Along Cambodia’s coast, businessmen are cutting down protected mangrove forests, constructing fences in the water and filling them with dirt to extend the coastline for private development, officials said Wednesday.
On August 4 Prime Minister Hun Sen created a joint committee headed by the Environment Ministry to crack down on land-and-water grabbing in coastal areas of Kep, Sihanoukville, Kampot and Koh Kong province, Environment Minister Mok Mareth said.
He added that officials from the ministries of Interior, Defense, Agriculture and Land Management are collecting data and considering actions to intervene.
In addition to encroaching on coastal areas and clearing mangroves, some builders are staking the artificial land for sale.
“This can affect the environment,” Mok Mareth said. “We will confiscate it as the state’s property.”
Some areas have already been cleared and filled with dirt; if the process continues, the coast will be barren, he said.
Sihanoukville Municipal Cabinet Chief Sam Sam Ath said the municipality had not received a letter to create the committee, but added that action would be taken against land grabbers.
Lab Bun Rithy, coordinator of the Kep municipality Coastal Resources Center, said that he had seen a number of coastline encroachments, including two currently under construction. He said that both artificial plots—one near the town and the other in a more remote area—were relatively small, and “it looks like they are going to build a house.

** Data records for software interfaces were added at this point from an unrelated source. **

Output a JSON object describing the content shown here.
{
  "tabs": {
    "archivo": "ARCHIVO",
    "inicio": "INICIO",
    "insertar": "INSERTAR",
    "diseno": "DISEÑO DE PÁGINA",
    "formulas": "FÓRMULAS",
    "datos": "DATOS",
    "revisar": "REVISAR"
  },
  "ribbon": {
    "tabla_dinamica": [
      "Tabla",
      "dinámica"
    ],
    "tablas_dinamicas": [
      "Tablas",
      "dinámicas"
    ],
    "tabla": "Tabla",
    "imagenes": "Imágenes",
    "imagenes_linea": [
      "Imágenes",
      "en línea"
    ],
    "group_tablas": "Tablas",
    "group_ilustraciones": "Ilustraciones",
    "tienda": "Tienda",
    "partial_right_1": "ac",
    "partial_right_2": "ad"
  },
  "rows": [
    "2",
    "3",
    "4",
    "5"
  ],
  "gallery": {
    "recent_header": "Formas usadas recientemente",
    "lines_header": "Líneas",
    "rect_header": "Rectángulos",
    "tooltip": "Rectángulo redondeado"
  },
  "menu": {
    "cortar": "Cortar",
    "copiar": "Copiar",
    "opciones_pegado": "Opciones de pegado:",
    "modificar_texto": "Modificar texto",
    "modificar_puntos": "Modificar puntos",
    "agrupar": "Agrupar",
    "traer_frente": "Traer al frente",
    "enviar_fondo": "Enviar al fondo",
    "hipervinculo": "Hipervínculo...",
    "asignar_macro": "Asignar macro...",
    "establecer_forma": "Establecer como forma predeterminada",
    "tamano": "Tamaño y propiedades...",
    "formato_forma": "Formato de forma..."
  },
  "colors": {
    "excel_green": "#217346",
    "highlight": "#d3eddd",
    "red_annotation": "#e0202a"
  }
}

“According to the land law, [mangrove forests] should belong to the public,” Lab Bun Rithy said. “And they build into the sea, which also should belong to the public.”
Koh Kong Provincial Governor Yuth Phouthang said authorities had already prevented wealthy land grabbers from extending a dirt coastline in Smach Meanchey district’s Smach Meanchey commune.
“They have money, and they want to fill [the shallows] with dirt to make it a resort,” he said. “Now we’re very strict.”